A wide range of applications: Alcohol-based disinfectants inactivate human norovirus
A group of researchers from the Research Institute for Microbial Diseases of Osaka University demonstrated that human norovirus (HuNoV) inactivation was achieved by adjusting the pH of alcohol-based disinfectants in experiments using human iPSC-derived intestinal epithelia cells.
Enveloped viruses, such as influenza viruses and coronaviruses, are susceptible to alcohol-based disinfectants, but non-enveloped viruses such as HuNoVs are not inactivated by benzalkonium chloride and rubbing alcohol.
The virucidal effect of alcohol is enhanced by increasing its pH value. However, the effect of commercial acidic alcohol with low pH, some of which are sold in Japan under the trade name associated with the virucidal effect on HuNoVs, was unknown.
In this study, the group showed that a solution containing about 2 million HuNoV particles was completely inactivated and that the virus infectivity and propagation were abolished by three-fold or nine-fold volumes of acidic or alkaline solution within 30 seconds of incubation.
HuNoVs are found in the stool or vomit of infected people and these organic substances abolish the virucidal activity of decontamination agents. By adding an inorganic salt chemical compound magnesium sulfate (MgSO4), which causes protein aggregation (salting-out), to acidic alcohol by 0.1%, HuNoVs containing 5% beef extract were inactivated.
This group thinks that since proteins adhering to virus surfaces were removed due to the salting out effect of MgSO4, alcohol molecules were able to act on virus particles. Some commercially available alcohol-based disinfectants in Japan have no virucidal effects on non-enveloped viruses. The reason for this, they think, is that ingredients, such as moisturizers and swelling agents used in these products, abolish the virucidal activity of acid–ethanol against HuNoVs.

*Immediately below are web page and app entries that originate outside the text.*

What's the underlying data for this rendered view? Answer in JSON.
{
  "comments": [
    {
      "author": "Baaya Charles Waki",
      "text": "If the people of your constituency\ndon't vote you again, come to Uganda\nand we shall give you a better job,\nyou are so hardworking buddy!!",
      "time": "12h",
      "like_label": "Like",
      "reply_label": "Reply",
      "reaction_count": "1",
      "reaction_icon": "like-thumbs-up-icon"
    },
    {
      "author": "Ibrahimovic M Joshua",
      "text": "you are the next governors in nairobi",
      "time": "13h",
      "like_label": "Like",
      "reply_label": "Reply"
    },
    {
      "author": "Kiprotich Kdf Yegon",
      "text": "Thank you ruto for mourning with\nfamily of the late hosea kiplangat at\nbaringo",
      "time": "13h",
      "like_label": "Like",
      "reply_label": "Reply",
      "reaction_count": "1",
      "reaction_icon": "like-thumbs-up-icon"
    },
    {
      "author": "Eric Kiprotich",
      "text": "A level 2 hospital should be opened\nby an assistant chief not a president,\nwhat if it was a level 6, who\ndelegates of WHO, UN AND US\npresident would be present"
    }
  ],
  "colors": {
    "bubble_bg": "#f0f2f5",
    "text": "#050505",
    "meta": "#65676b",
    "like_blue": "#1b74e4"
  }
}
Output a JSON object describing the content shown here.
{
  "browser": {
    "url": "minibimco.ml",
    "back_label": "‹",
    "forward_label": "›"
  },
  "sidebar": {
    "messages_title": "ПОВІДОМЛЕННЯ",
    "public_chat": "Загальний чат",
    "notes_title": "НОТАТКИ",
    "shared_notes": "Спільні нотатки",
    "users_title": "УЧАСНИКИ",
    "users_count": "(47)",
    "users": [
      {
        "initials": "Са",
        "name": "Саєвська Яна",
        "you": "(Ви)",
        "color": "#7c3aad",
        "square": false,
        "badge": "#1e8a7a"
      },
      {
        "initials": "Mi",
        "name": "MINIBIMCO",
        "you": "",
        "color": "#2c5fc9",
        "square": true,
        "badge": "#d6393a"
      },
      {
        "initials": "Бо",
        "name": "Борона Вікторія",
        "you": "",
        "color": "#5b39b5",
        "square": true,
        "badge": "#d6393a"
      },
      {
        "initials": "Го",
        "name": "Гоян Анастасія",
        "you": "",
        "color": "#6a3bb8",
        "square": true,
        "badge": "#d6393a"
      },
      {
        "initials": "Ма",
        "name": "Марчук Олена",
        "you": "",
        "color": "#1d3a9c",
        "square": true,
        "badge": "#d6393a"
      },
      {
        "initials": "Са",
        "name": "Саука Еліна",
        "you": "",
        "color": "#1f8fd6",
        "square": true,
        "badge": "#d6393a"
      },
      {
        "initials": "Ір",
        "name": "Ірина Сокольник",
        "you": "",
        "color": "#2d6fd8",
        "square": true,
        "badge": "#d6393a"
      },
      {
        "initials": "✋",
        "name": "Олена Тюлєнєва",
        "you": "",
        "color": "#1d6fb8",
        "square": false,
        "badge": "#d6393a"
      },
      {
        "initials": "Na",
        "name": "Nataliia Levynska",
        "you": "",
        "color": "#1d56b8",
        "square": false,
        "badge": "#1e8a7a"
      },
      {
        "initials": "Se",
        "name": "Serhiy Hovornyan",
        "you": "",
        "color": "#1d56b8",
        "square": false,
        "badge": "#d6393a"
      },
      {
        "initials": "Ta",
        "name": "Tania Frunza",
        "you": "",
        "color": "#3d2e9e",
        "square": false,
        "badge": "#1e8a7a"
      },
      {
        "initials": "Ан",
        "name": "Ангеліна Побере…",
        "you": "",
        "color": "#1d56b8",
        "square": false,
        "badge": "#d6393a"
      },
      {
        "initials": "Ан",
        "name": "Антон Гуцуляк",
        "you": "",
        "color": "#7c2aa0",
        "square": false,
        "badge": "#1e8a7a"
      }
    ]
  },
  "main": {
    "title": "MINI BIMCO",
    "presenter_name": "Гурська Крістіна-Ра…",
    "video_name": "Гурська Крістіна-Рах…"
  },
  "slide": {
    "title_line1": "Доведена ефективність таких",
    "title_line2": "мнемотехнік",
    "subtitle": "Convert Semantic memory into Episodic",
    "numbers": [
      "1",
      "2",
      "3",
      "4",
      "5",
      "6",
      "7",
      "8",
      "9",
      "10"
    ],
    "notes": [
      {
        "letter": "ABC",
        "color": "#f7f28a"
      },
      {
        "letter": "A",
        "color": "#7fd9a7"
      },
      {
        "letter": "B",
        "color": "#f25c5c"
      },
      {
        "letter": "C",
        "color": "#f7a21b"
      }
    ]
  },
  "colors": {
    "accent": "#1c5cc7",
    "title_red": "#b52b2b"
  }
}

This group demonstrated that, alcohol-based disinfectants, except neutral ones, have inactivation effects against HuNoVs, which are comparable to the effects of sodium hypochlorite [NaClO]. Acidic and alkaline alcohol can be created using food additives such as citric acid and used as hand sterilizers as with conventional alcohol-based disinfectants. These disinfectants can also be used as a substitute of NaClO, which may irritate the skin or cause burning pain, inflammation and blisters.
Since citric acid (lemon juice can be used as a substitute for citric acid) or baking soda can be used to adjust pH and generate acid-alcohol disinfectants, this group’s research results will be helpful in developing and verifying hand sterilizers for HuNoVs. This group’s achievements will lead to the establishment of criteria for virus inactivation using HuNoVs as a benchmark, and quality verification of disinfectants and decontamination agents.
The article, “Alcohol abrogates human norovirus infectivity in a pH-dependent manner,” was published in European Journal of Heart Failure at DOI: https://www.nature.com/articles/s41598-020-72609-z.
Sato Group, Research Institute for Microbial Diseases, Osaka University (link in Japanese)